Andre Jose Holguin
"As a kid, I wanted to know when the end of the world was going to happen." Andre Jose Holguin started delving into philosophy when he was in middle school. "Instead of coming to the right sources, I came across a lot of conspiracy theories. It really did awaken my mind even though those theories are false." From there he was led to the New Atheism debate. "I was pretty sure of God's existence, but they were giving really good arguments as to why God did not exist. From there began my first phase of philosophy, theological philosophy. I wanted to see does God exist and if so, how can I know he exists?"
While those are very dense questions, Jose was soon delving even deeper. "Let's say I come across God. How can I know it's actually him and not my mind?" The reason he was asking these questions was because of an experience he had when he was 15-years old. "I was in my living room one night reading the Bible because I got curious. All of a sudden something clicked. It was very much a feeling, as though words came to my mind although I never heard them. It was as though someone had told me, ‘You're saved now.' I felt complete peace and the summer that followed was complete bliss."
Jose's faith in God held strong until he took The Philosophy of Religion his freshmen year at California Baptist College. "It was my dream to become a theologian and study God for the rest of my days." But he had reached a level of austerity that didn't match the other students and he found them to be too materialistic. After one year, he transferred to a city college. "That's where I became more open-minded. I was among people who do not honor God. I respected their journey and was more sympathetic to atheists' argument. I said, let them sharpen my faith and see the other side."
After completing two associate degrees, Andre transferred to Cal and continued to pursue philosophy. His journey through the three institutions of higher education have shaped and changed his study of philosophy from Bible-based to more people-based. "Here it's analytic. I'm grateful to Berkeley for making my philosophy more human, more normal."
Andre now classifies himself as a determinist. "Our ability to make decisions in life depends on our circumstances, so much so that I do believe will to be a small part of everything. Success is a person's ability to exploit their circumstances. I think a person's will can conquer circumstances."
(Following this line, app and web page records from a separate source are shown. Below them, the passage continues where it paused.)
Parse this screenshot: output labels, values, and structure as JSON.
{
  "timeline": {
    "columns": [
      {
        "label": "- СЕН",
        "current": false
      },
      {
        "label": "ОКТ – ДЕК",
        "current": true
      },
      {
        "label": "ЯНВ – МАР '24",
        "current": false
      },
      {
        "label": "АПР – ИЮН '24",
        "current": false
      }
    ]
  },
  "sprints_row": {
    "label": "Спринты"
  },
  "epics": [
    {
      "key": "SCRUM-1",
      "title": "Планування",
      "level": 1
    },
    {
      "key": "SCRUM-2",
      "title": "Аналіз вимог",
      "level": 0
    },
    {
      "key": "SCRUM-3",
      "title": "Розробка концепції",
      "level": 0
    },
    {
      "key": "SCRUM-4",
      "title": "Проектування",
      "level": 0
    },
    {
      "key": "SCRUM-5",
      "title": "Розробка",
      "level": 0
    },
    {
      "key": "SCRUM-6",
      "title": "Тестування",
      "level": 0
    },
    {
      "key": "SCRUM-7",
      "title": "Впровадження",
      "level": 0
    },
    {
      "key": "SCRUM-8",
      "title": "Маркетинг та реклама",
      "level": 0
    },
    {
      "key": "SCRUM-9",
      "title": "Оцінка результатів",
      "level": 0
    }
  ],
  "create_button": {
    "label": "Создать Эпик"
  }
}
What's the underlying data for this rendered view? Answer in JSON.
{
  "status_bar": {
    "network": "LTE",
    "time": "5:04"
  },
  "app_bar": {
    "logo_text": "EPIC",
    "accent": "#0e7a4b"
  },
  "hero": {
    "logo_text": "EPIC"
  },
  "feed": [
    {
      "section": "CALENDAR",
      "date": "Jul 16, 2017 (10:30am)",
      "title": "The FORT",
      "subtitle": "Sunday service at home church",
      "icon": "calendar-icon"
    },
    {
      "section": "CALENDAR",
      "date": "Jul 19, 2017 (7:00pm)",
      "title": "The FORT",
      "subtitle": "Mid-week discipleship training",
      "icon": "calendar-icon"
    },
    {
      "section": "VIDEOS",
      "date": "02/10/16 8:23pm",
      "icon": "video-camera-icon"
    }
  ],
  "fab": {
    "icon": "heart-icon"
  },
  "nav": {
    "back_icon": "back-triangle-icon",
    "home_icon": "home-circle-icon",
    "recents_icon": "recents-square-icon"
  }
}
For his Miller Scholar's research project, Andre is looking back at a very personal incident that he says changed him for life. "When I was in elementary school, they had a redistricting that forced me to go to a new, not-too-good elementary school. I was uprooted and people were rude and very brutal to me. I guess you could say I underwent something comparable to a mental breakdown. I went from being very extroverted, a very popular kid, to being a complete loner. When you're a loner you do see the brutality of human nature. People see you as an outsider, someone who is beneath them. Now I want to study the philosophical implications of childhood development in education. What moral responsibilities do schools have for their students' philosophical development?"
After finishing his studies in philosophy (and staying for an extra semester), he plans on enrolling in a programming boot camp in order to enter the tech industry. "It is a goal of mine to combine what will be my newfound skills with my interests in philosophy. Long term, I plan on starting my own business."